BEGIN

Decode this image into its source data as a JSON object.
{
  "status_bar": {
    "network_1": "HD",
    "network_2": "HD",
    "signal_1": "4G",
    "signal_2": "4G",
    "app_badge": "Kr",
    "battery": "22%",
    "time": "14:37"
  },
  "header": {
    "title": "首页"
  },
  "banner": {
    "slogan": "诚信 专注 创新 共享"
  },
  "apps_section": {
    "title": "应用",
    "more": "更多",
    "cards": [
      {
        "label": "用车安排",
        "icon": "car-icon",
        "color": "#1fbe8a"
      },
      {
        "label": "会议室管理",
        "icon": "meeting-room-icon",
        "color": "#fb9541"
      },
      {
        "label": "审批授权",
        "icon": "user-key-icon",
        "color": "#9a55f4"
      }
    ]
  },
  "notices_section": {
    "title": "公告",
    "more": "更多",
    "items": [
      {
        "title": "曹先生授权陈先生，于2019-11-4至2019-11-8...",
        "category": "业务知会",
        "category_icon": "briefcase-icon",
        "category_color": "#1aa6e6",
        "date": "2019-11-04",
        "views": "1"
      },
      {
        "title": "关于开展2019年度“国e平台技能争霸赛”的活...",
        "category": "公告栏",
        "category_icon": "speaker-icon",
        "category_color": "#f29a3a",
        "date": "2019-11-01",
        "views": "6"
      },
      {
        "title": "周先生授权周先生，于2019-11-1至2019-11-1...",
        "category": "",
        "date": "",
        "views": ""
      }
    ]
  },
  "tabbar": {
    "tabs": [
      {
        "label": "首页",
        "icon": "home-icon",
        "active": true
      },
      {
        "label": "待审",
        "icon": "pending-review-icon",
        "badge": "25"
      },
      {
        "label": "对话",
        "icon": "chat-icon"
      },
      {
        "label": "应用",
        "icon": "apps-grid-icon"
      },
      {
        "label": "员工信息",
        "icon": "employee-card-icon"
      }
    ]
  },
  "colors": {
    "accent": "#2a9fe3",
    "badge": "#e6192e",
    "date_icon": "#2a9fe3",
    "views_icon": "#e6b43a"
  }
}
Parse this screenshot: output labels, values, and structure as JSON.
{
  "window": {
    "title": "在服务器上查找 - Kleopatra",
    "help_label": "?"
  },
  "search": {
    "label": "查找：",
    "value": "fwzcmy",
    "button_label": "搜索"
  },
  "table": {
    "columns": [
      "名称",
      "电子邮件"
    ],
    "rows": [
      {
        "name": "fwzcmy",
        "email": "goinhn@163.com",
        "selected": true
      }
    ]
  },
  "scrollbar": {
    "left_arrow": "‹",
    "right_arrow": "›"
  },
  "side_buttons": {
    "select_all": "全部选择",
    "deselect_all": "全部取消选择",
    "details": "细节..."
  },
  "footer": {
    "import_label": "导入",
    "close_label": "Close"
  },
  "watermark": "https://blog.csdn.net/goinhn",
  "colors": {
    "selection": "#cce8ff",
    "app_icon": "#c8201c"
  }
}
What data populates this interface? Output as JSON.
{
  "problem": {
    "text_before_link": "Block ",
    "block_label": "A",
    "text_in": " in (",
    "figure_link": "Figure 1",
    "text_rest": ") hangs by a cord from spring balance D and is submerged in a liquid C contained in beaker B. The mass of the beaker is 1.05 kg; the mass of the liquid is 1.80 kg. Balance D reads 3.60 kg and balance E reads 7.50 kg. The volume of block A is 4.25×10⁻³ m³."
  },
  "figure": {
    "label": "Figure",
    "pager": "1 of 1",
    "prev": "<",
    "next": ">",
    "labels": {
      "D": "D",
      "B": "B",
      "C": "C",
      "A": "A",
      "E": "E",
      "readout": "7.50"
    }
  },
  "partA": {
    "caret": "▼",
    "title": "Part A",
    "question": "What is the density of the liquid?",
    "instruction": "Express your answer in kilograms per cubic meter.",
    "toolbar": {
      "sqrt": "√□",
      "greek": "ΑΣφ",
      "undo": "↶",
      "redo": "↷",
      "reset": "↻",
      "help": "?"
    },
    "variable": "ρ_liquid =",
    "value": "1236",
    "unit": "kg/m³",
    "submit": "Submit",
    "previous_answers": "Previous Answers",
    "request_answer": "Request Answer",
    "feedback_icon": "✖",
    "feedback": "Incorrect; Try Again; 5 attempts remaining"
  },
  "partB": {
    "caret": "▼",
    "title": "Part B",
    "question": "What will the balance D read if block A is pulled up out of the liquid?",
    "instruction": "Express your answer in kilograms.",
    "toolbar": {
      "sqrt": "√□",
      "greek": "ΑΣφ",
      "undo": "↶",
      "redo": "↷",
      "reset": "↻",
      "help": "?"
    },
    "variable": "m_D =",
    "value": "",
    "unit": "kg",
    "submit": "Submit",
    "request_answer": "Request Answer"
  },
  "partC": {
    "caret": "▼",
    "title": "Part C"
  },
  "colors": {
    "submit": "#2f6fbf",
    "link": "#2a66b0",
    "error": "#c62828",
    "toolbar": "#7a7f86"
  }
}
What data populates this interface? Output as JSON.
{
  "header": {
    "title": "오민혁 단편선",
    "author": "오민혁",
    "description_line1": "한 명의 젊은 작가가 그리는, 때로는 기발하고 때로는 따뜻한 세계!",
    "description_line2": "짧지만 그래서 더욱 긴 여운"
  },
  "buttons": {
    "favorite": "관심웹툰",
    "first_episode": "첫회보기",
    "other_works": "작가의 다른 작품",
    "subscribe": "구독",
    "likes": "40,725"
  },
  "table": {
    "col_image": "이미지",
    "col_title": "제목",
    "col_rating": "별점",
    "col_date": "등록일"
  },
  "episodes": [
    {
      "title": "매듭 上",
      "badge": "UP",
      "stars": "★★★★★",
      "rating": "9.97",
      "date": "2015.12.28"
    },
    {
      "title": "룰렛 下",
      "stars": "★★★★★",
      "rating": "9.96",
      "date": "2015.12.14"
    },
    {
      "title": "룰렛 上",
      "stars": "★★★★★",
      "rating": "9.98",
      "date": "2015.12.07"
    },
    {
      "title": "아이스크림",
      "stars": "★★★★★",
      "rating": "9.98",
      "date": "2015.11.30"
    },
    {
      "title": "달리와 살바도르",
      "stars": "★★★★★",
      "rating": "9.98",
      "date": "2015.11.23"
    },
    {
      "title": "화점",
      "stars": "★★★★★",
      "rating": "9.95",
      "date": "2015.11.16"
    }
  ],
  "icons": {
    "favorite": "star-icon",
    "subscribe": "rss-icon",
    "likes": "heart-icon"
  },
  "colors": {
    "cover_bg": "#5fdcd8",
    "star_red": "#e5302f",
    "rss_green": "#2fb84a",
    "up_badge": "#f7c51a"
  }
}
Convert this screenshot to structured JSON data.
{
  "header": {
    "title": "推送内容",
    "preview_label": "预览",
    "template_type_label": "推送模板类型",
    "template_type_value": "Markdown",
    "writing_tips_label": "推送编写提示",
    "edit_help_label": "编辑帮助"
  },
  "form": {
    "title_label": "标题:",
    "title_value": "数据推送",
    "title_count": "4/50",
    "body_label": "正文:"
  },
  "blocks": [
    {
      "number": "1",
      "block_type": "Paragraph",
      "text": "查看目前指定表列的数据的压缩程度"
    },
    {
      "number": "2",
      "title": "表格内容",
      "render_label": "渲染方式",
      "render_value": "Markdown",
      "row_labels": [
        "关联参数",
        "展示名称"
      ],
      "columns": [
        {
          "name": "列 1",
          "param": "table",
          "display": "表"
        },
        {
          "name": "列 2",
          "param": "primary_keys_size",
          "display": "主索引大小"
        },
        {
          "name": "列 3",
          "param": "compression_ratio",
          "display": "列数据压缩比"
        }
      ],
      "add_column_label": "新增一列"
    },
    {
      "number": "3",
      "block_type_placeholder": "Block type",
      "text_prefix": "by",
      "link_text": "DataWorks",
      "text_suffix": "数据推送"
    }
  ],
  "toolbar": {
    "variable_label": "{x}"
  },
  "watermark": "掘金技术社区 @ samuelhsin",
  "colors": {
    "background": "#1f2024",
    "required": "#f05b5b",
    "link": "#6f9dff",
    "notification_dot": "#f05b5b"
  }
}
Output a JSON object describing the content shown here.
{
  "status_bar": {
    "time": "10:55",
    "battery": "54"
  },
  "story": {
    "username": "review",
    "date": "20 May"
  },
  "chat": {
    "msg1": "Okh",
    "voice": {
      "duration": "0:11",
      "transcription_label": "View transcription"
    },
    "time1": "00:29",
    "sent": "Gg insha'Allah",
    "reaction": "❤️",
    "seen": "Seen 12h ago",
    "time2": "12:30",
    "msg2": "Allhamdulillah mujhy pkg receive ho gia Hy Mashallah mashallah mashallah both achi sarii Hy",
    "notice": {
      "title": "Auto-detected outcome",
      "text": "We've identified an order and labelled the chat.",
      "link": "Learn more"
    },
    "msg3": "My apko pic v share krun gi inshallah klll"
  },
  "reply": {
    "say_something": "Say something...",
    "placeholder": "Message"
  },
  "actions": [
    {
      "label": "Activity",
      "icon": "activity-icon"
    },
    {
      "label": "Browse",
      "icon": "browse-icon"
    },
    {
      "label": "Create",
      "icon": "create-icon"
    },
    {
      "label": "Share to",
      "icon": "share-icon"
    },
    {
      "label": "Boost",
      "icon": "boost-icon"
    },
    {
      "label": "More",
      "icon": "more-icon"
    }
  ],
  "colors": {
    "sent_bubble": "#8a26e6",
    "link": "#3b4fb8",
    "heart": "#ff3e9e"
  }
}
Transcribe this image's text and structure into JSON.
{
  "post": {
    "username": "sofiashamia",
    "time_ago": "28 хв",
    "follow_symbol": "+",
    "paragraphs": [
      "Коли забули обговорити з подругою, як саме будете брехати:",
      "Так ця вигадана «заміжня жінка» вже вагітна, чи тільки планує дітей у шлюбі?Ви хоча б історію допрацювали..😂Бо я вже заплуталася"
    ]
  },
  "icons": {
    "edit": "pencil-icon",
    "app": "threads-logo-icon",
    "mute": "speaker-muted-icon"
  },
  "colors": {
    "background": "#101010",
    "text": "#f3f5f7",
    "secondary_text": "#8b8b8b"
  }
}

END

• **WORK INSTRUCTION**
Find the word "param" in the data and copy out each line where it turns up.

• **ANSWER BOX**
          "param": "table",
          "param": "primary_keys_size",
          "param": "compression_ratio",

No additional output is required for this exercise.